§ **AIM OF THE EXERCISE**
Write out the full set of records exactly. Any pictures in them do not belong in the copy.
────────────────
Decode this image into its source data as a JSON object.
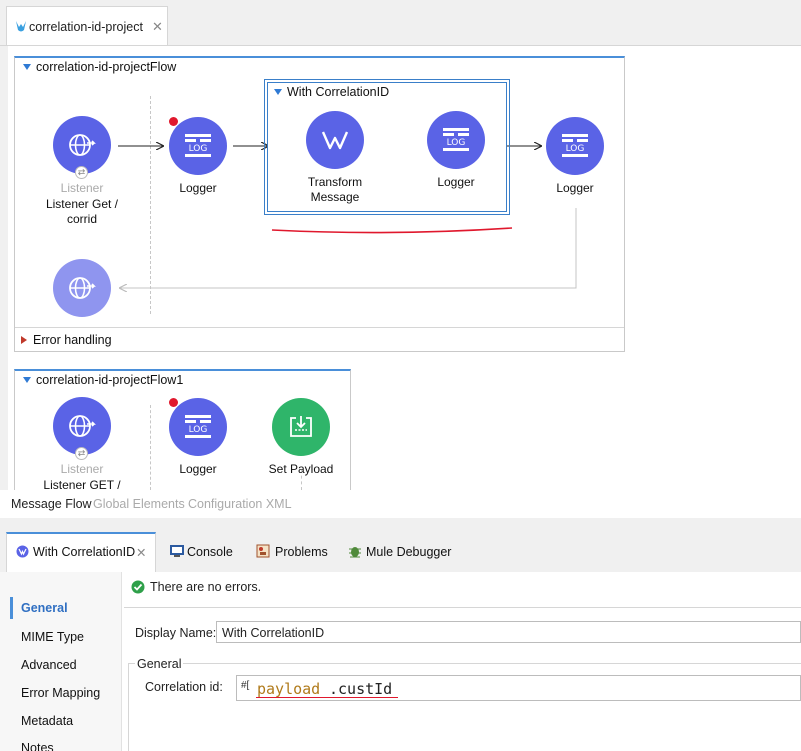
{
  "editor_tab": {
    "title": "correlation-id-project"
  },
  "flow1": {
    "title": "correlation-id-projectFlow",
    "listener": {
      "type_label": "Listener",
      "name_line1": "Listener Get /",
      "name_line2": "corrid"
    },
    "logger1": "Logger",
    "scope": {
      "title": "With CorrelationID",
      "transform_line1": "Transform",
      "transform_line2": "Message",
      "logger": "Logger"
    },
    "logger3": "Logger",
    "error_handling": "Error handling"
  },
  "flow2": {
    "title": "correlation-id-projectFlow1",
    "listener": {
      "type_label": "Listener",
      "name_line1": "Listener GET /"
    },
    "logger": "Logger",
    "set_payload": "Set Payload"
  },
  "canvas_tabs": [
    "Message Flow",
    "Global Elements",
    "Configuration XML"
  ],
  "view_tabs": {
    "active": "With CorrelationID",
    "console": "Console",
    "problems": "Problems",
    "debugger": "Mule Debugger"
  },
  "sidebar": [
    "General",
    "MIME Type",
    "Advanced",
    "Error Mapping",
    "Metadata",
    "Notes"
  ],
  "status": "There are no errors.",
  "form": {
    "display_name_label": "Display Name:",
    "display_name_value": "With CorrelationID",
    "group_label": "General",
    "correlation_label": "Correlation id:",
    "expr_prefix": "#[",
    "expr_keyword": "payload",
    "expr_rest": ".custId"
  },
  "colors": {
    "node": "#5a63e6",
    "node_light": "#8f95ef",
    "set_payload": "#2fb56a",
    "accent": "#4a8fd9",
    "annotation_red": "#e0182d"
  }
}
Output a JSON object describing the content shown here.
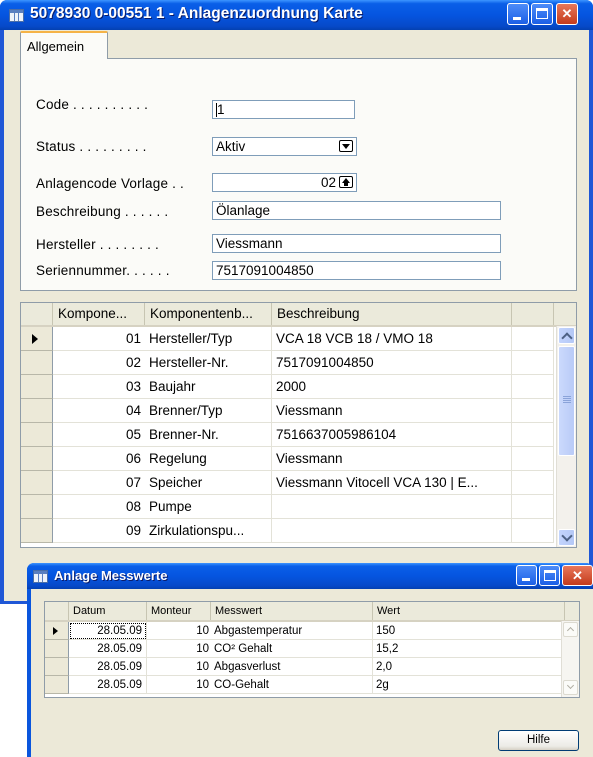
{
  "main_window": {
    "title": "5078930 0-00551 1 - Anlagenzuordnung Karte",
    "tab": "Allgemein",
    "form": {
      "code_label": "Code . . . . . . . . . .",
      "code_value": "1",
      "status_label": "Status . . . . . . . . .",
      "status_value": "Aktiv",
      "vorlage_label": "Anlagencode Vorlage . .",
      "vorlage_value": "02",
      "beschreibung_label": "Beschreibung . . . . . .",
      "beschreibung_value": "Ölanlage",
      "hersteller_label": "Hersteller . . . . . . . .",
      "hersteller_value": "Viessmann",
      "seriennummer_label": "Seriennummer. . . . . .",
      "seriennummer_value": "7517091004850"
    },
    "grid": {
      "headers": [
        "Kompone...",
        "Komponentenb...",
        "Beschreibung"
      ],
      "rows": [
        {
          "nr": "01",
          "komp": "Hersteller/Typ",
          "beschr": "VCA 18 VCB 18 / VMO 18"
        },
        {
          "nr": "02",
          "komp": "Hersteller-Nr.",
          "beschr": "7517091004850"
        },
        {
          "nr": "03",
          "komp": "Baujahr",
          "beschr": "2000"
        },
        {
          "nr": "04",
          "komp": "Brenner/Typ",
          "beschr": "Viessmann"
        },
        {
          "nr": "05",
          "komp": "Brenner-Nr.",
          "beschr": "7516637005986104"
        },
        {
          "nr": "06",
          "komp": "Regelung",
          "beschr": "Viessmann"
        },
        {
          "nr": "07",
          "komp": "Speicher",
          "beschr": "Viessmann Vitocell VCA 130 | E..."
        },
        {
          "nr": "08",
          "komp": "Pumpe",
          "beschr": ""
        },
        {
          "nr": "09",
          "komp": "Zirkulationspu...",
          "beschr": ""
        }
      ]
    }
  },
  "sub_window": {
    "title": "Anlage Messwerte",
    "headers": [
      "Datum",
      "Monteur",
      "Messwert",
      "Wert"
    ],
    "rows": [
      {
        "datum": "28.05.09",
        "monteur": "10",
        "messwert": "Abgastemperatur",
        "wert": "150"
      },
      {
        "datum": "28.05.09",
        "monteur": "10",
        "messwert": "CO² Gehalt",
        "wert": "15,2"
      },
      {
        "datum": "28.05.09",
        "monteur": "10",
        "messwert": "Abgasverlust",
        "wert": "2,0"
      },
      {
        "datum": "28.05.09",
        "monteur": "10",
        "messwert": "CO-Gehalt",
        "wert": "2g"
      }
    ],
    "help_label": "Hilfe"
  },
  "colors": {
    "titlebar": "#0555e0",
    "client": "#ece9d8",
    "close_button": "#c43b1c"
  }
}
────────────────
§ **SOLUTION TO THIS TASK**
Decode this image into its source data as a JSON object.
{
  "editor_tab": {
    "title": "correlation-id-project"
  },
  "flow1": {
    "title": "correlation-id-projectFlow",
    "listener": {
      "type_label": "Listener",
      "name_line1": "Listener Get /",
      "name_line2": "corrid"
    },
    "logger1": "Logger",
    "scope": {
      "title": "With CorrelationID",
      "transform_line1": "Transform",
      "transform_line2": "Message",
      "logger": "Logger"
    },
    "logger3": "Logger",
    "error_handling": "Error handling"
  },
  "flow2": {
    "title": "correlation-id-projectFlow1",
    "listener": {
      "type_label": "Listener",
      "name_line1": "Listener GET /"
    },
    "logger": "Logger",
    "set_payload": "Set Payload"
  },
  "canvas_tabs": [
    "Message Flow",
    "Global Elements",
    "Configuration XML"
  ],
  "view_tabs": {
    "active": "With CorrelationID",
    "console": "Console",
    "problems": "Problems",
    "debugger": "Mule Debugger"
  },
  "sidebar": [
    "General",
    "MIME Type",
    "Advanced",
    "Error Mapping",
    "Metadata",
    "Notes"
  ],
  "status": "There are no errors.",
  "form": {
    "display_name_label": "Display Name:",
    "display_name_value": "With CorrelationID",
    "group_label": "General",
    "correlation_label": "Correlation id:",
    "expr_prefix": "#[",
    "expr_keyword": "payload",
    "expr_rest": ".custId"
  },
  "colors": {
    "node": "#5a63e6",
    "node_light": "#8f95ef",
    "set_payload": "#2fb56a",
    "accent": "#4a8fd9",
    "annotation_red": "#e0182d"
  }
}
Output a JSON object describing the content shown here.
{
  "main_window": {
    "title": "5078930 0-00551 1 - Anlagenzuordnung Karte",
    "tab": "Allgemein",
    "form": {
      "code_label": "Code . . . . . . . . . .",
      "code_value": "1",
      "status_label": "Status . . . . . . . . .",
      "status_value": "Aktiv",
      "vorlage_label": "Anlagencode Vorlage . .",
      "vorlage_value": "02",
      "beschreibung_label": "Beschreibung . . . . . .",
      "beschreibung_value": "Ölanlage",
      "hersteller_label": "Hersteller . . . . . . . .",
      "hersteller_value": "Viessmann",
      "seriennummer_label": "Seriennummer. . . . . .",
      "seriennummer_value": "7517091004850"
    },
    "grid": {
      "headers": [
        "Kompone...",
        "Komponentenb...",
        "Beschreibung"
      ],
      "rows": [
        {
          "nr": "01",
          "komp": "Hersteller/Typ",
          "beschr": "VCA 18 VCB 18 / VMO 18"
        },
        {
          "nr": "02",
          "komp": "Hersteller-Nr.",
          "beschr": "7517091004850"
        },
        {
          "nr": "03",
          "komp": "Baujahr",
          "beschr": "2000"
        },
        {
          "nr": "04",
          "komp": "Brenner/Typ",
          "beschr": "Viessmann"
        },
        {
          "nr": "05",
          "komp": "Brenner-Nr.",
          "beschr": "7516637005986104"
        },
        {
          "nr": "06",
          "komp": "Regelung",
          "beschr": "Viessmann"
        },
        {
          "nr": "07",
          "komp": "Speicher",
          "beschr": "Viessmann Vitocell VCA 130 | E..."
        },
        {
          "nr": "08",
          "komp": "Pumpe",
          "beschr": ""
        },
        {
          "nr": "09",
          "komp": "Zirkulationspu...",
          "beschr": ""
        }
      ]
    }
  },
  "sub_window": {
    "title": "Anlage Messwerte",
    "headers": [
      "Datum",
      "Monteur",
      "Messwert",
      "Wert"
    ],
    "rows": [
      {
        "datum": "28.05.09",
        "monteur": "10",
        "messwert": "Abgastemperatur",
        "wert": "150"
      },
      {
        "datum": "28.05.09",
        "monteur": "10",
        "messwert": "CO² Gehalt",
        "wert": "15,2"
      },
      {
        "datum": "28.05.09",
        "monteur": "10",
        "messwert": "Abgasverlust",
        "wert": "2,0"
      },
      {
        "datum": "28.05.09",
        "monteur": "10",
        "messwert": "CO-Gehalt",
        "wert": "2g"
      }
    ],
    "help_label": "Hilfe"
  },
  "colors": {
    "titlebar": "#0555e0",
    "client": "#ece9d8",
    "close_button": "#c43b1c"
  }
}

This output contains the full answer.